While a choirboy at the Cathedral of St. Peter & Paul in Brno, the capital of Moravia, Alphonse Mucha had a divine revelation about the nature of the Baroque aesthetic. It took him to Vienna, Munich, and finally to Paris, where the 1900 Universal Exhibition brought him international renown. The spiritual and the commercial appear perfectly wedded in his work, but he was conflicted about this his entire life.
More than any other work by Mucha, this image established him as the master of wild hair, ethereal beauty, and erotic intent. The poster was used for years in many variants all over the world, sometimes with the marginal text in various languages, to promote Job cigarette rolling papers. A classic by any standard.
This work is so iconic, with such a profusion of lush fecundity and twirling tendrils, that we should point out the hops and wheat in the beer-maiden’s hair, and the monochrome rendering of the Meuse’s breweries at bottom. As if to say, “Yes, I fulfilled the brief.”

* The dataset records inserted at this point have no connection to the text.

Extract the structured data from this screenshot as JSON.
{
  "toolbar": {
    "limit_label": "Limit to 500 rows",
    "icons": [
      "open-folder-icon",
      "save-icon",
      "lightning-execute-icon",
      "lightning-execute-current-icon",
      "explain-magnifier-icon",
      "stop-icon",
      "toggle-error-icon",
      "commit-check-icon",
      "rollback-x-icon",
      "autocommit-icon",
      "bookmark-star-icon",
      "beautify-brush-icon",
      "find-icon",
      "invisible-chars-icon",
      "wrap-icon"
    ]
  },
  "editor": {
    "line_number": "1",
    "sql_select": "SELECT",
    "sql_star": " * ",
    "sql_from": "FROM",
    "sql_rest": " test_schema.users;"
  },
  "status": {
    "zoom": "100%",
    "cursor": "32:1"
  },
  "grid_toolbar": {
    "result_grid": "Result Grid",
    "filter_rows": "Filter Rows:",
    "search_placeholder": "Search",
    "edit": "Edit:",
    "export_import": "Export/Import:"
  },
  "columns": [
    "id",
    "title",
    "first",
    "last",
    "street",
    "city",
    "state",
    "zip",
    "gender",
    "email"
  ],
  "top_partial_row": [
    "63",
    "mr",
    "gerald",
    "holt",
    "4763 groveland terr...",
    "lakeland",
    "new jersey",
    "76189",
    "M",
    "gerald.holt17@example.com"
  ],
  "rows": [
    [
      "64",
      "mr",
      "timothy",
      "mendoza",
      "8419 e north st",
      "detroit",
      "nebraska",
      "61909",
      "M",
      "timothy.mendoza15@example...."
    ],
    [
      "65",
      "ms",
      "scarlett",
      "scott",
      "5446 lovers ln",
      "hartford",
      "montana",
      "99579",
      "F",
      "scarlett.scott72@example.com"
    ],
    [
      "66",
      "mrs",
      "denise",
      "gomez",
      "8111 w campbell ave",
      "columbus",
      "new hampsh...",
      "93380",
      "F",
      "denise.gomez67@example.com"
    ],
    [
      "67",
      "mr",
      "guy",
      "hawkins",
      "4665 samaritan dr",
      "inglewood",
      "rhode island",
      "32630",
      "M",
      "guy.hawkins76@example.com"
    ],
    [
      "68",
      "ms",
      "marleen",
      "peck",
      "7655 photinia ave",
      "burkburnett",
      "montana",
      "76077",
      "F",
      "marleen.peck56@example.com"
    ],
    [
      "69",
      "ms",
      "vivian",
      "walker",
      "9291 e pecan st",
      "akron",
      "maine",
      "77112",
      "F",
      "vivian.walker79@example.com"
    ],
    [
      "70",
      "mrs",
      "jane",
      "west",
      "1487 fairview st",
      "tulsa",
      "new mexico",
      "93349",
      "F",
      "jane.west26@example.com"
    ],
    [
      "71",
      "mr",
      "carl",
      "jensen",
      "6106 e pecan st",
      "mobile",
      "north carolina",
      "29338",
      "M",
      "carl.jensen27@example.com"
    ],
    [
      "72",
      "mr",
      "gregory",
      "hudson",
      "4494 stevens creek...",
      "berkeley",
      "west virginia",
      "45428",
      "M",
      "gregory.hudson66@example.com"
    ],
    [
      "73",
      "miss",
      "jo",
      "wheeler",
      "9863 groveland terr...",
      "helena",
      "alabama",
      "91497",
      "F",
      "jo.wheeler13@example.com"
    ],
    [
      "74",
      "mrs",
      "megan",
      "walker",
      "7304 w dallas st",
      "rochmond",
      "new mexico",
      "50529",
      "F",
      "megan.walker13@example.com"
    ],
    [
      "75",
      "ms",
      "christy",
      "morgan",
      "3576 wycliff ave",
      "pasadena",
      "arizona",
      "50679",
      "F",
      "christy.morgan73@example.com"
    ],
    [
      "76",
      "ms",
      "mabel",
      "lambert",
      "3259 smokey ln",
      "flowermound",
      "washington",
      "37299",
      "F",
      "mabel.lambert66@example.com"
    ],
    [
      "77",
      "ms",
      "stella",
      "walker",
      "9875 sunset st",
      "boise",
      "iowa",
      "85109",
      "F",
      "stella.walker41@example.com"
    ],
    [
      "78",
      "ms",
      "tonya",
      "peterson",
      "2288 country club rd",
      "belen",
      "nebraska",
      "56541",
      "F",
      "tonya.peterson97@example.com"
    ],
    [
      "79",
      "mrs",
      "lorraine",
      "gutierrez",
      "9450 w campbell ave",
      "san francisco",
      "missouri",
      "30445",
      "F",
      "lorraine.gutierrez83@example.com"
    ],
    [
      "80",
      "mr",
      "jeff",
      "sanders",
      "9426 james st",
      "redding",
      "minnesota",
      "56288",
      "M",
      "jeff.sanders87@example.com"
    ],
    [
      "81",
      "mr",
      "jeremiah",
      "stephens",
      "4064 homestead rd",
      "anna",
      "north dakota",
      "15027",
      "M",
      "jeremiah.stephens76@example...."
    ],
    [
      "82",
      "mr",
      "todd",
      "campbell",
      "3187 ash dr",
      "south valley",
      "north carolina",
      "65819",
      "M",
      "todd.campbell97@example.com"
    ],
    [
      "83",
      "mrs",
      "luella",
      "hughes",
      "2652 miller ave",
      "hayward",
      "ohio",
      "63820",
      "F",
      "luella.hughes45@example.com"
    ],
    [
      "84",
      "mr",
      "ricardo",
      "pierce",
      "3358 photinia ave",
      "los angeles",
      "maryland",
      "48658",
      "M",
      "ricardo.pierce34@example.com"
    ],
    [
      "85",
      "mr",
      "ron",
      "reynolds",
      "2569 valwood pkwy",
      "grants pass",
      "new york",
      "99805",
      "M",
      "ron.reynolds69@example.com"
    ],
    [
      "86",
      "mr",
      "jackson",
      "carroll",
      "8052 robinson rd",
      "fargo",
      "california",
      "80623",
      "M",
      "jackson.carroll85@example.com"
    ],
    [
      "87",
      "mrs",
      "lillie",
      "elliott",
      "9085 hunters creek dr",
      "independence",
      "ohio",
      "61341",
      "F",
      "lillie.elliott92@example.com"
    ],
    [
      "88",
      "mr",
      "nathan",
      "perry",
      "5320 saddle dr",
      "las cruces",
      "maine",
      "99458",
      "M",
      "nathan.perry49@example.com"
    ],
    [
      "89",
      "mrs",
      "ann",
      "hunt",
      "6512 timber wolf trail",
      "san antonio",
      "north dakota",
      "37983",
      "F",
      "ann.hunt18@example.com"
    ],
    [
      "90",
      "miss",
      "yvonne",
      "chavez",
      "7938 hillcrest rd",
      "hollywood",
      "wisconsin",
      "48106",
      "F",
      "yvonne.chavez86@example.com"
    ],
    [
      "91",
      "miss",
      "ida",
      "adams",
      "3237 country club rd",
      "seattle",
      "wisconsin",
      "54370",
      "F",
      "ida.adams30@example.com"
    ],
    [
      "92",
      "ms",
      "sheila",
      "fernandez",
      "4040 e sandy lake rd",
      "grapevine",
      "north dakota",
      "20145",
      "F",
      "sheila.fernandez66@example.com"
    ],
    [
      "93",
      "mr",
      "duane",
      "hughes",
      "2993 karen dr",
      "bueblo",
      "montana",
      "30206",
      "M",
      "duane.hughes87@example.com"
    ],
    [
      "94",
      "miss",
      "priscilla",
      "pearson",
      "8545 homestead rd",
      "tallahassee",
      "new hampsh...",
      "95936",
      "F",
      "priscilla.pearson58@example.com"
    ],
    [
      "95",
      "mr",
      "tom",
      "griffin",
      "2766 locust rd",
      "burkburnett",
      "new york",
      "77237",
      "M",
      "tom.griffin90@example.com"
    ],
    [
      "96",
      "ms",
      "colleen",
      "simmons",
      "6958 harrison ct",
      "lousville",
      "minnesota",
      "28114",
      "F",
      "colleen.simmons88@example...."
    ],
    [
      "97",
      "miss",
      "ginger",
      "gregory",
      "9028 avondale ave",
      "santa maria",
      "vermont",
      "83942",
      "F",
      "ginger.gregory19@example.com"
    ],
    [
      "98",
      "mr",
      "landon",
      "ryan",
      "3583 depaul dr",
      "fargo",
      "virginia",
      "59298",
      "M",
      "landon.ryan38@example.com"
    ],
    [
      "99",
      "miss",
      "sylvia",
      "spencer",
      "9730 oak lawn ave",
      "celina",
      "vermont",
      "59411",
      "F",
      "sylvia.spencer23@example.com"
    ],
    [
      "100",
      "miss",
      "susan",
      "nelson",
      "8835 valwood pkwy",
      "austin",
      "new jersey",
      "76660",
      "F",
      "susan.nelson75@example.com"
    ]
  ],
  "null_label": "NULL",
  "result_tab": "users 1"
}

“This is one of the rarest posters by Mucha” (Rennert/Weill, p. 71), and it’s a perfect synthesis of the ideal and the real. The composition as a whole is a perfect idealization of the experience of fragrance: the radiant, heady halo, fueled by incense, blossoms, and woody notes. But the woman pictured is more tangible, and realistically drawn, than most other Mucha women.
This is an extremely rare artist’s proof print commissioned by the Chamber of Commerce and Czech House, published by Stern in 1900. And it is marvelously lush. The exceptionally adorned and coiffed young woman of the new century sits, with a frankly erotic gaze, holding between her left thumb and index finder a single stem that branches into a half-dozen white roses. In the background we can just make out the Pont Alexandre III, the Grand Palais and the Dome of Les Invalides in Paris. The image was also used as the cover of the July 1, 1905 issue of The Index (see Mucha/Bridges, p. 175). It’s #11 of 50 numbered proofs; this is the full sheet with printer stamp.